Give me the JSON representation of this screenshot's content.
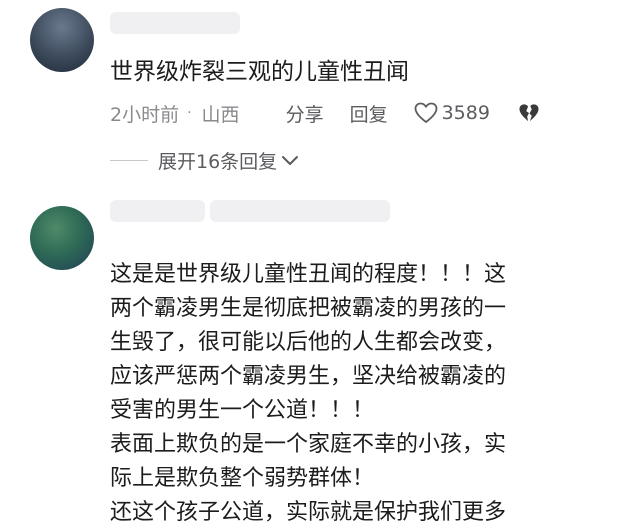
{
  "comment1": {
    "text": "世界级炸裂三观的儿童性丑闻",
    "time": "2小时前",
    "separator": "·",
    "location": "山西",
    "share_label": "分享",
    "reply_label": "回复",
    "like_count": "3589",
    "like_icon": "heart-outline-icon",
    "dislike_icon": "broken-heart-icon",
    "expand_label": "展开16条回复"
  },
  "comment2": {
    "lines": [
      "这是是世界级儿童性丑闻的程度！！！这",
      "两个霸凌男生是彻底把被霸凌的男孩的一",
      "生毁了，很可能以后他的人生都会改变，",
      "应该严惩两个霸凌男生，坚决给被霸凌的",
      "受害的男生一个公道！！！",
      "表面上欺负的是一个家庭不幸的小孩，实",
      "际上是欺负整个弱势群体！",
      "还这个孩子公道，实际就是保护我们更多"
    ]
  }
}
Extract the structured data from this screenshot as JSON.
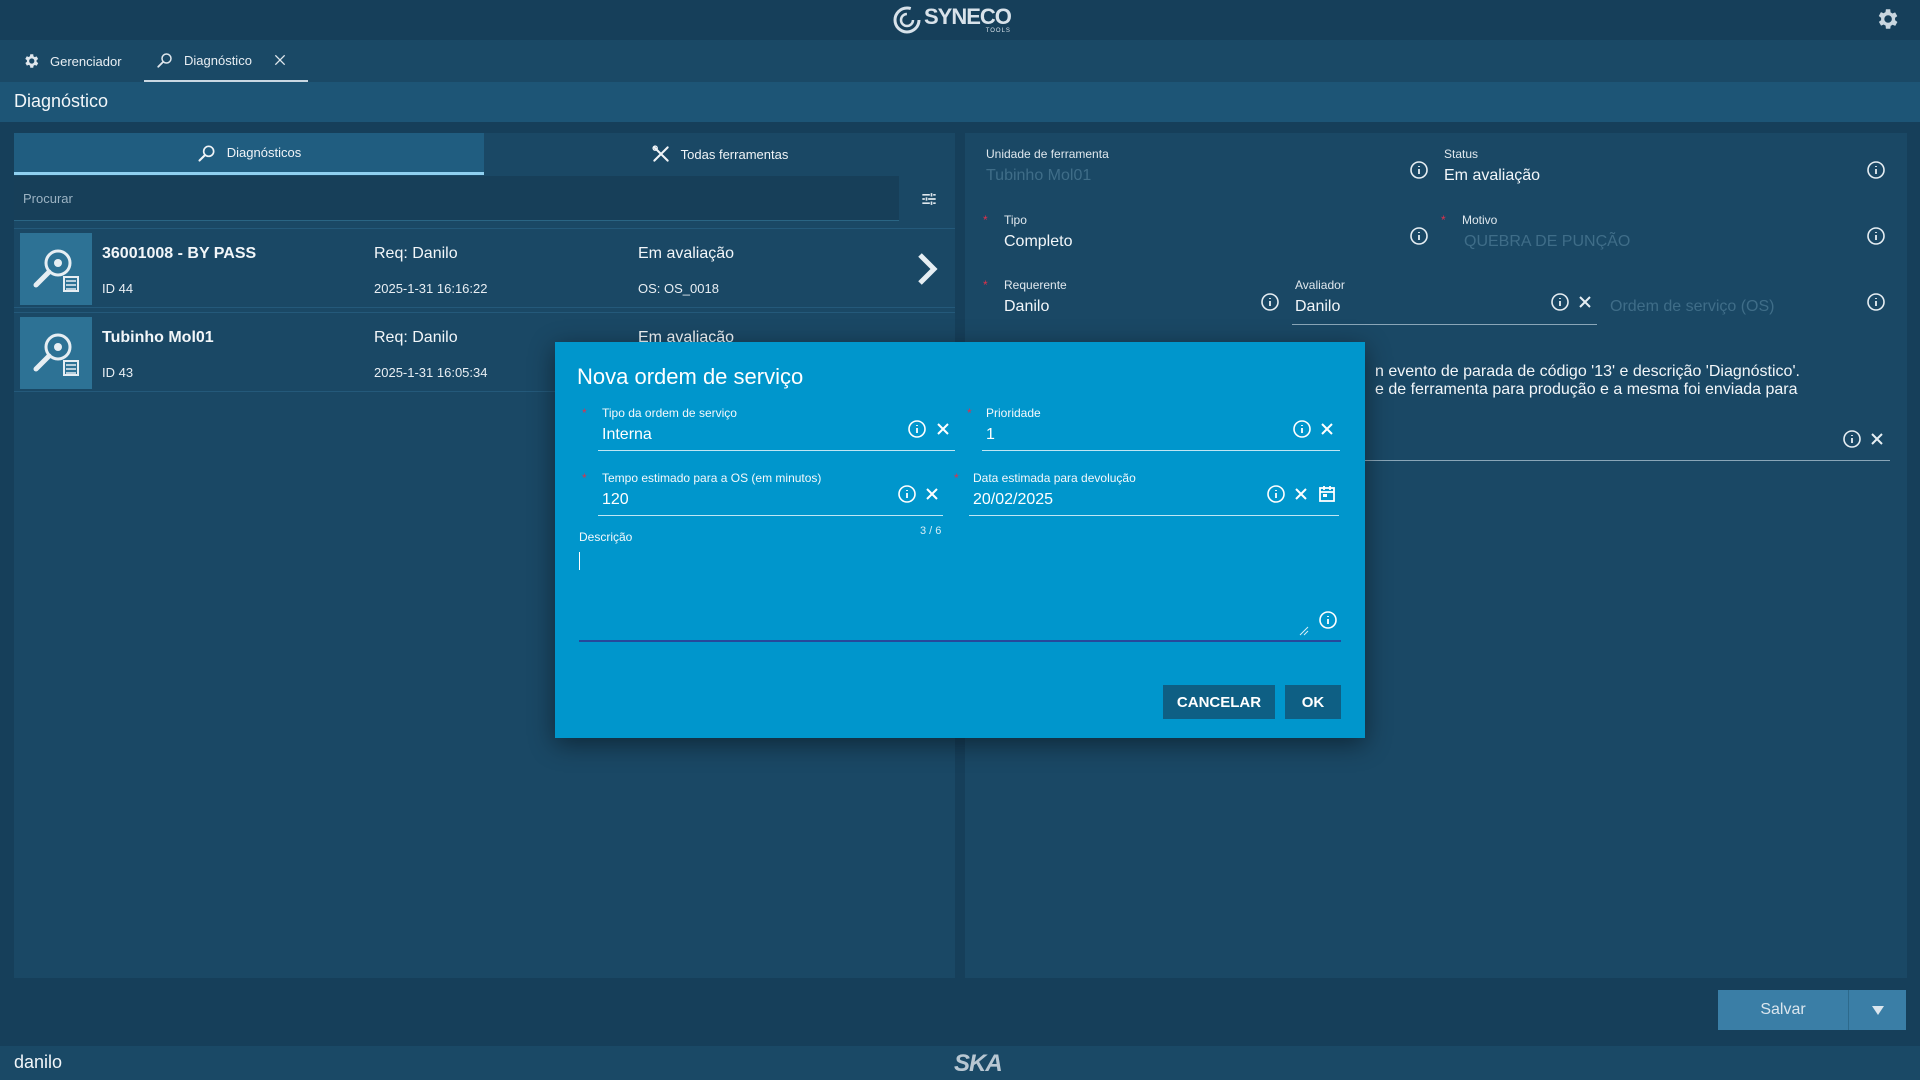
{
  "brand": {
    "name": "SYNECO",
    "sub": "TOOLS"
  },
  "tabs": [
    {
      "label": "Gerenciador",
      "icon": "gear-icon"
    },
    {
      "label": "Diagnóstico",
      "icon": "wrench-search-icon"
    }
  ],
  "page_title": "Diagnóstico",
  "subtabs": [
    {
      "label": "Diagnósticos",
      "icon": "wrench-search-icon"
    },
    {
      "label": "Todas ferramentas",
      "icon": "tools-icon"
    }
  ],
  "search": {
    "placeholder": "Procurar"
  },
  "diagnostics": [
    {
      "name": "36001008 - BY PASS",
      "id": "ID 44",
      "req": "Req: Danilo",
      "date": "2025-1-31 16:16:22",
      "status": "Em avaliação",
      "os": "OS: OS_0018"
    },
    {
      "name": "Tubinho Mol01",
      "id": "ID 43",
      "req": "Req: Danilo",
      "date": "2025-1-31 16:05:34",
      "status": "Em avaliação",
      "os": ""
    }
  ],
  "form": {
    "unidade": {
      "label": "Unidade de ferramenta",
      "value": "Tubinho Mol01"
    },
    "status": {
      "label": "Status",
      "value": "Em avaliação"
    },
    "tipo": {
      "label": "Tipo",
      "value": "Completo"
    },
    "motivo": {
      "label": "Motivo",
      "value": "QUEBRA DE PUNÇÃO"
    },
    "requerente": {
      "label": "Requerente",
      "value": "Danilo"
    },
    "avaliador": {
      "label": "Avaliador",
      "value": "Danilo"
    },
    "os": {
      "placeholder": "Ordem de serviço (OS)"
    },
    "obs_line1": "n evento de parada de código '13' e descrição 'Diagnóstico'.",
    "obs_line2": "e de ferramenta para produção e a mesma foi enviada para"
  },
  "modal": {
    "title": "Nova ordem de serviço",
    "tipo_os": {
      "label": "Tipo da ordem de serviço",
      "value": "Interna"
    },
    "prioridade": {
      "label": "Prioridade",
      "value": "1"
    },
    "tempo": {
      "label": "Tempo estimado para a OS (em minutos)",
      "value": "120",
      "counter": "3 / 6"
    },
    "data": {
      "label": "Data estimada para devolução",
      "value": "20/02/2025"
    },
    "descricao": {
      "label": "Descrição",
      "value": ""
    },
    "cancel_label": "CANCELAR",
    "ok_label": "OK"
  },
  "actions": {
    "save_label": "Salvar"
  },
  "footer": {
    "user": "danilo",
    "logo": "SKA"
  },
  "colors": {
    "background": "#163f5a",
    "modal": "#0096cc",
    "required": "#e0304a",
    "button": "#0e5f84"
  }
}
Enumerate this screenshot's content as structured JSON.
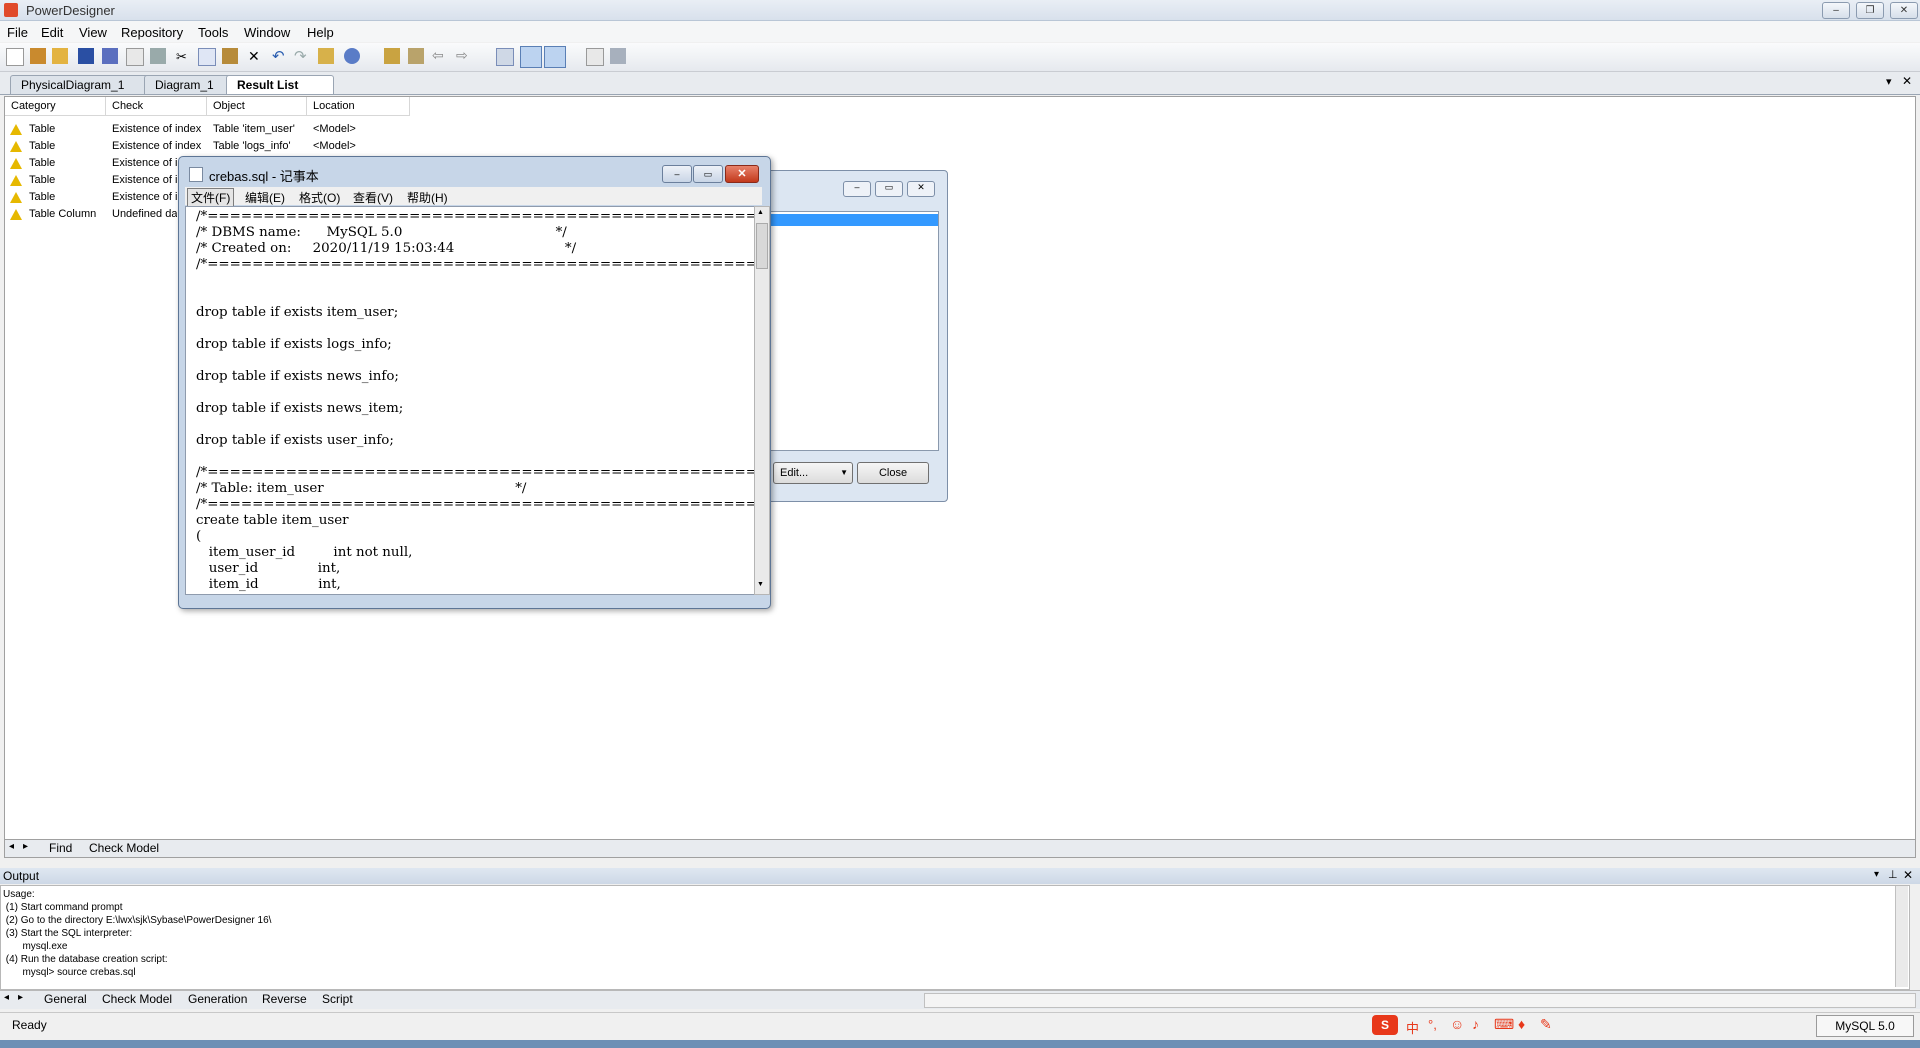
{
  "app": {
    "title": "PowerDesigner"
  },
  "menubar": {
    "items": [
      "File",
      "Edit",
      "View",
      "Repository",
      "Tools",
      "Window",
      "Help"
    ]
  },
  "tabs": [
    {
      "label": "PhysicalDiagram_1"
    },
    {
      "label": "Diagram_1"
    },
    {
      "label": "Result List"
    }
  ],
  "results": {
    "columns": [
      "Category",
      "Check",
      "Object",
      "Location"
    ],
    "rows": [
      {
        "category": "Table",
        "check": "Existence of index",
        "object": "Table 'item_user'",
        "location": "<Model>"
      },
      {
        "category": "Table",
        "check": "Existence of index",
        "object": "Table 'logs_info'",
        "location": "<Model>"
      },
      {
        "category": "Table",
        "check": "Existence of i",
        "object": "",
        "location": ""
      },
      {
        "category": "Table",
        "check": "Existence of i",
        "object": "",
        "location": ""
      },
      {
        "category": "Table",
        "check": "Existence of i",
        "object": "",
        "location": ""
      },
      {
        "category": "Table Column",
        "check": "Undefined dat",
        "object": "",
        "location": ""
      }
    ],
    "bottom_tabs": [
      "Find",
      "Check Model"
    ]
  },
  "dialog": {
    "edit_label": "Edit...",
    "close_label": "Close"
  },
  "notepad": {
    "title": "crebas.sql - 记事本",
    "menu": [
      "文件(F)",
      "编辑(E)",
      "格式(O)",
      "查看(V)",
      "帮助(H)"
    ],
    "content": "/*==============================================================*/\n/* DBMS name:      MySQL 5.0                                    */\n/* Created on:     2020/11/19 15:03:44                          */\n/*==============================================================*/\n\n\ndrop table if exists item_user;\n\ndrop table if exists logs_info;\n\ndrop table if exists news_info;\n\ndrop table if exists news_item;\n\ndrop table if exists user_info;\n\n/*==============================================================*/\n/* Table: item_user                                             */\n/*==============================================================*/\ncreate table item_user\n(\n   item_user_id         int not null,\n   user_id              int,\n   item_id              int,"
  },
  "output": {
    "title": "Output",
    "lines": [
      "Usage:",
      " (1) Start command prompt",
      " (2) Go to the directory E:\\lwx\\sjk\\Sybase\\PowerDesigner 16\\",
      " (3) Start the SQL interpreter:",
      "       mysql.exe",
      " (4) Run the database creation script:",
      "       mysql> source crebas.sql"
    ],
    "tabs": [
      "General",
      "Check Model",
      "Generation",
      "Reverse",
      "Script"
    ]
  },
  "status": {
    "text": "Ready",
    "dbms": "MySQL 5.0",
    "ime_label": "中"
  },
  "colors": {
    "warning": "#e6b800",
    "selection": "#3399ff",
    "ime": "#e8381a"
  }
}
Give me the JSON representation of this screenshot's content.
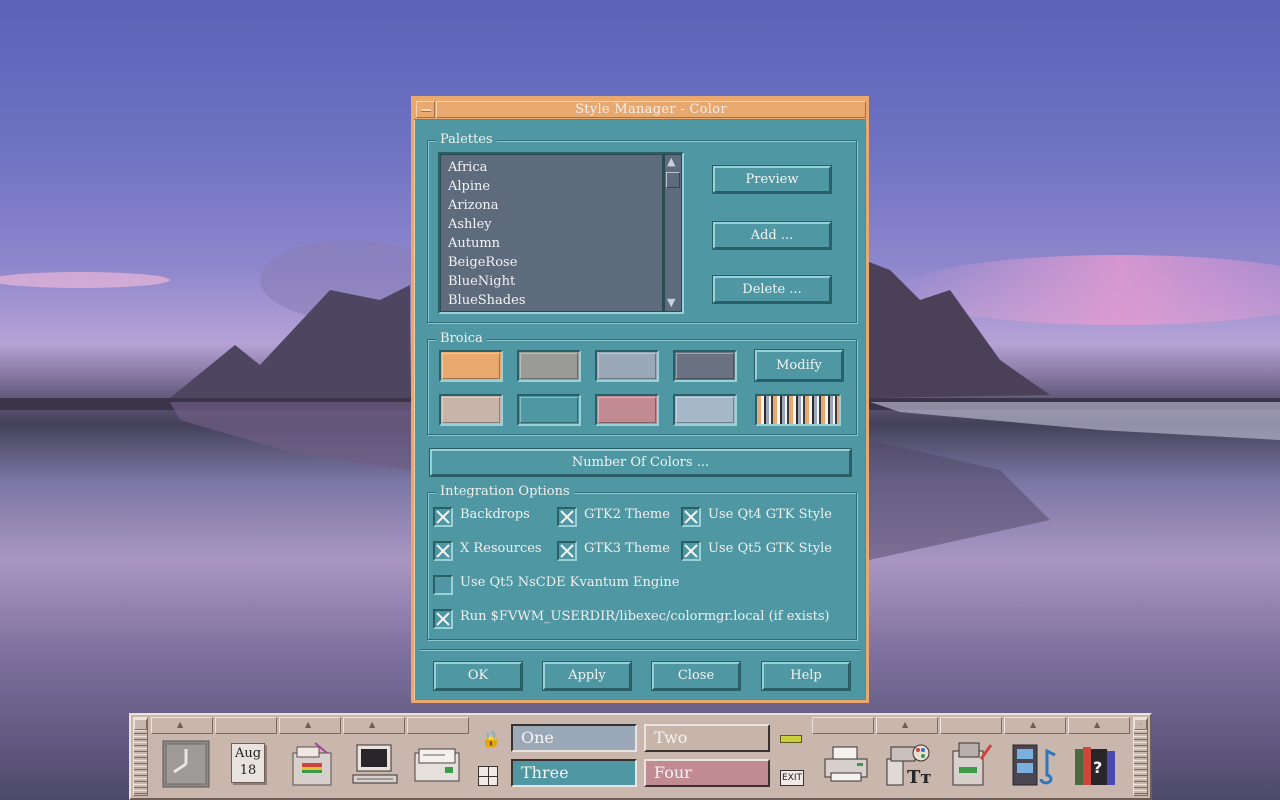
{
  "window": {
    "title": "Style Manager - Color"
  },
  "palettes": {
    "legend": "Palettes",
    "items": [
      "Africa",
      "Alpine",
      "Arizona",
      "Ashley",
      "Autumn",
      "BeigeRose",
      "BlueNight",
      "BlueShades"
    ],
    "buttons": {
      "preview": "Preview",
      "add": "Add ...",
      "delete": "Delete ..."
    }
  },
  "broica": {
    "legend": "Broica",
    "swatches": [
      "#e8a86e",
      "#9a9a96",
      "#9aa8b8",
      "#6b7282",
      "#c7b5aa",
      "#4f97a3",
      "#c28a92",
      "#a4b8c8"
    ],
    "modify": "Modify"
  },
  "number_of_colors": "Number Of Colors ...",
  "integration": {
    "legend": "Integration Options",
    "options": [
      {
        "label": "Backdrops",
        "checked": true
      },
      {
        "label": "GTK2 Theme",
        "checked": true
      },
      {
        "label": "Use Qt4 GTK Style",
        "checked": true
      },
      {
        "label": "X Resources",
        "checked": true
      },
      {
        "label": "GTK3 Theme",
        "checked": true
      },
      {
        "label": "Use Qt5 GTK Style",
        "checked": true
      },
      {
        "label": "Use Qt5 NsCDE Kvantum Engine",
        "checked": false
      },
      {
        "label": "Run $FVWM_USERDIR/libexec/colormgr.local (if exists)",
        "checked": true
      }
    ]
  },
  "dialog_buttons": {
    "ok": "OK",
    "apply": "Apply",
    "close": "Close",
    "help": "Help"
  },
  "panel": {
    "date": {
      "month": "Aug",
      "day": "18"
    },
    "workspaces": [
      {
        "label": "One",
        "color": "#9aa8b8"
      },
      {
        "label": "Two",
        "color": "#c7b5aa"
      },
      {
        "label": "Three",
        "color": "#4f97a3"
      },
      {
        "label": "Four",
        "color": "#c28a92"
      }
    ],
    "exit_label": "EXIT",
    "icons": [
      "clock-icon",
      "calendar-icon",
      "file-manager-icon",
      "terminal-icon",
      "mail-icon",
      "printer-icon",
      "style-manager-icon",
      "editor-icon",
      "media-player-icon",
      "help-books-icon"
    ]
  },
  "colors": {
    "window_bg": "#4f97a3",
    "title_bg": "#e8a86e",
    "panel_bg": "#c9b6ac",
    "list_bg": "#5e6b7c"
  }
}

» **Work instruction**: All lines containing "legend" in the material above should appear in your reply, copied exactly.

» **Finished task**:
    "legend": "Palettes",
    "legend": "Broica",
    "legend": "Integration Options",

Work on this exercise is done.